══ Material for the task ══

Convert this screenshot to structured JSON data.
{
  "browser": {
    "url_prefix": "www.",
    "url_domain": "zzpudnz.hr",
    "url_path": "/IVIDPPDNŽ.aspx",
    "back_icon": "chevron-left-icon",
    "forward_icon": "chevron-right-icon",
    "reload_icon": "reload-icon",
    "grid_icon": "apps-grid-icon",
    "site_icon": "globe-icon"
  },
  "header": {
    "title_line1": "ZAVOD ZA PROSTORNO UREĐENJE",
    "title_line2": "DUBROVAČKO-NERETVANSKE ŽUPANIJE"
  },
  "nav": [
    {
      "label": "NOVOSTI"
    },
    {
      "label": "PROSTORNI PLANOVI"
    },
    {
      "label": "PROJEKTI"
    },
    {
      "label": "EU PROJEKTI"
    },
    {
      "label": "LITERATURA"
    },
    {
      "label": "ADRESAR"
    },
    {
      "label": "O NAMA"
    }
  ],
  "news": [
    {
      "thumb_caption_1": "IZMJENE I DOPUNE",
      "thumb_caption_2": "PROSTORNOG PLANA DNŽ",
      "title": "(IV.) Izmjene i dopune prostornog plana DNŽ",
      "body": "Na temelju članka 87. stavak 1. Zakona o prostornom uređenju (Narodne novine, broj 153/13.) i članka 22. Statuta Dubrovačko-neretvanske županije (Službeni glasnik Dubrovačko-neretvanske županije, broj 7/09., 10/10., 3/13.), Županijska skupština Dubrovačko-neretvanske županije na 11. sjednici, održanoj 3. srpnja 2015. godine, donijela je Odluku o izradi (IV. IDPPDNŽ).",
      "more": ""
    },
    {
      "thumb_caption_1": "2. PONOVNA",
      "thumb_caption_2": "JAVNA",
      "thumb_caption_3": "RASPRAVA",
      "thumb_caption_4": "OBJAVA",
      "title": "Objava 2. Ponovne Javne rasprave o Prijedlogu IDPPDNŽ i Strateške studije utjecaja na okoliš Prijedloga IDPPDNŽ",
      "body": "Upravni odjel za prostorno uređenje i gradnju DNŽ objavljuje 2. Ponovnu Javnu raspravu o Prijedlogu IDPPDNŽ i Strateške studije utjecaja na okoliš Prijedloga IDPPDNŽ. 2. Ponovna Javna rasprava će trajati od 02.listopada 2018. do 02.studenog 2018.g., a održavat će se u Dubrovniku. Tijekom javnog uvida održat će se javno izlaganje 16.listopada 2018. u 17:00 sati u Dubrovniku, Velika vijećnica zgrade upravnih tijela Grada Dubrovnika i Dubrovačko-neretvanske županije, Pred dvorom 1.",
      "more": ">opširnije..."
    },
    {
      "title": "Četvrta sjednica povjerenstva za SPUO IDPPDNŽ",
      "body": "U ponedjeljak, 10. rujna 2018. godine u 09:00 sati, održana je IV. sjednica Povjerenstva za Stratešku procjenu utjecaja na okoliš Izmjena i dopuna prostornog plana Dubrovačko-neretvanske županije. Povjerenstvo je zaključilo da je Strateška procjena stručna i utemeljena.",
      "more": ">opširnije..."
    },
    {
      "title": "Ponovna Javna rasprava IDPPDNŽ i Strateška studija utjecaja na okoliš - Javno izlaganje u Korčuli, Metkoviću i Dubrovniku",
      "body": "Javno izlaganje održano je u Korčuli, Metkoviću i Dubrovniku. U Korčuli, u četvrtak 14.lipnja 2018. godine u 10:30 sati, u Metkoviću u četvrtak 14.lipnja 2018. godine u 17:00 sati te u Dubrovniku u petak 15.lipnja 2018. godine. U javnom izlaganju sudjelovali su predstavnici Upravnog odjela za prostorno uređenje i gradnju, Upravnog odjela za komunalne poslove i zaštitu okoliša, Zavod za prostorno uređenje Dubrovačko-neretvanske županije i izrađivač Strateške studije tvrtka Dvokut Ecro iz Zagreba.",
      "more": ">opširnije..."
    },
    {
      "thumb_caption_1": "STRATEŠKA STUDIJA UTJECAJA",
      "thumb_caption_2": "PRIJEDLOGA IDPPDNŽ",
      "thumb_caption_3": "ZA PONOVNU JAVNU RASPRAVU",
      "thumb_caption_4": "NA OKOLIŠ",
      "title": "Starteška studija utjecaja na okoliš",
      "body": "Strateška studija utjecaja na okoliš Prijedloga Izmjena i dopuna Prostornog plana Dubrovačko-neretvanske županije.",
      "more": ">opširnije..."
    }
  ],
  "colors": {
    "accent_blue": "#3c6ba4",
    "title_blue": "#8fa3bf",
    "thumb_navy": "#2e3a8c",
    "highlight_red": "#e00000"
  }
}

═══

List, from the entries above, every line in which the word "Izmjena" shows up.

      "body": "U ponedjeljak, 10. rujna 2018. godine u 09:00 sati, održana je IV. sjednica Povjerenstva za Stratešku procjenu utjecaja na okoliš Izmjena i dopuna prostornog plana Dubrovačko-neretvanske županije. Povjerenstvo je zaključilo da je Strateška procjena stručna i utemeljena.",
      "body": "Strateška studija utjecaja na okoliš Prijedloga Izmjena i dopuna Prostornog plana Dubrovačko-neretvanske županije.",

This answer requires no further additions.